The part where Boromir tries to take the ring from Frodo really clicks, although I have a problem with Aragorn turning the ring down...isn't in the book and shouldn't have been. For one thing, it kinda infringes on Faramir later on. One of the things I really hated about the adaptation of Two Towers was the way it abused Faramir. Jackson and his screenwriters got this idea into their heads that someone besides Boromir had to try to take the ring, because, well, the ring makes you try to take it. But...Bilbo gives it up, and Gandalf passes on it, and so does Galadriel, and so does Aragorn, and so does Sam later, and...oh hell, you get the idea. Sometimes you just gotta roll with the absurdities in your own plots, try not to call attention to them, and...
Not abuse Faramir.
But we're getting ahead of ourselves here.
The final slaughterfest with the Uruks is pretty damn nifty; I liked it much better than the fight in Balin's tomb; seemed to me there was less shaky cam and more emphasis on well-staged stunts. Don't know why Aragorn would've saluted the orcs when they show up, but...we move pretty rapidly into some excellent hacking and hewing. Having Boromir's arrow-riddled last stand on screen is yet another way in which the film surpasses the book. The extended flick has better violence, but even in the theatrical version, the violence was pretty choice...I particularly like the bulge in the orc chieftain's thigh where Aragorn's dagger is shoved through it, and the climactic orc-decapitation. Boromir's final speech and death improve on the book too.

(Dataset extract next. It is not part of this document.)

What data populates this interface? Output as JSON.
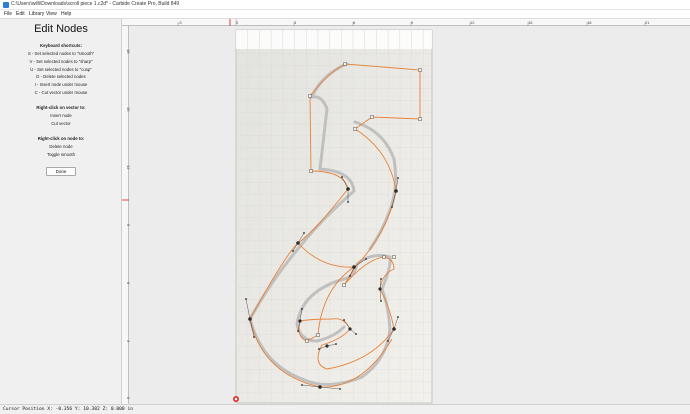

The wrap-up, with Frodo and Sam heading off by themselves, works just fine, although I could do without Aragorn saying, "Let's hunt some orc." Liked the final shot of the Emyn Muil...the movie definitely leaves you wanting more. I would say I enjoyed this viewing at least as much as my first viewing...when I went to the midnight show, I really couldn't let down my guard, because you never know when a movie's going to tank. Luckily, I'm way past that, and the only fantasy movie I like better than Fellowship is Return of the King... I suppose I might've sounded pretty crabby about some things just now, but I can be much crabbier when the situation calls for it, as it does with most other movies, let me tell you...